==== ENTRIES PROVIDED ====

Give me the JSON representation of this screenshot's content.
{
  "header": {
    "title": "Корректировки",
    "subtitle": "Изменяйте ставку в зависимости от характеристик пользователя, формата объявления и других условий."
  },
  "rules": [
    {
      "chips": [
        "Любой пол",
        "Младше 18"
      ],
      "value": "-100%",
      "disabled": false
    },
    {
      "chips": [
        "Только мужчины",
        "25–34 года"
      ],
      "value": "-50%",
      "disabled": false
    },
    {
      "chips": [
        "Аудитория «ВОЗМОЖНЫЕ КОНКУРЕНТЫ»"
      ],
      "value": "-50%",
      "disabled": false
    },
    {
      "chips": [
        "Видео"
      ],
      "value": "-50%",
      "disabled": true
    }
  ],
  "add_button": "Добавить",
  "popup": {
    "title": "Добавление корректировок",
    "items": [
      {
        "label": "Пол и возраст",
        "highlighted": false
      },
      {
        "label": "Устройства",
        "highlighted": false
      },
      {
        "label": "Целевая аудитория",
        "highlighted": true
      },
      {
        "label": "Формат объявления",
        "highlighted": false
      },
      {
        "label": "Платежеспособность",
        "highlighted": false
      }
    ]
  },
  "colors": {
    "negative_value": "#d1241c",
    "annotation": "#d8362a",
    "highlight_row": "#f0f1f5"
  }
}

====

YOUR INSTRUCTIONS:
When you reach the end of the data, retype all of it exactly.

RESULT:
Give me the JSON representation of this screenshot's content.
{
  "header": {
    "title": "Корректировки",
    "subtitle": "Изменяйте ставку в зависимости от характеристик пользователя, формата объявления и других условий."
  },
  "rules": [
    {
      "chips": [
        "Любой пол",
        "Младше 18"
      ],
      "value": "-100%",
      "disabled": false
    },
    {
      "chips": [
        "Только мужчины",
        "25–34 года"
      ],
      "value": "-50%",
      "disabled": false
    },
    {
      "chips": [
        "Аудитория «ВОЗМОЖНЫЕ КОНКУРЕНТЫ»"
      ],
      "value": "-50%",
      "disabled": false
    },
    {
      "chips": [
        "Видео"
      ],
      "value": "-50%",
      "disabled": true
    }
  ],
  "add_button": "Добавить",
  "popup": {
    "title": "Добавление корректировок",
    "items": [
      {
        "label": "Пол и возраст",
        "highlighted": false
      },
      {
        "label": "Устройства",
        "highlighted": false
      },
      {
        "label": "Целевая аудитория",
        "highlighted": true
      },
      {
        "label": "Формат объявления",
        "highlighted": false
      },
      {
        "label": "Платежеспособность",
        "highlighted": false
      }
    ]
  },
  "colors": {
    "negative_value": "#d1241c",
    "annotation": "#d8362a",
    "highlight_row": "#f0f1f5"
  }
}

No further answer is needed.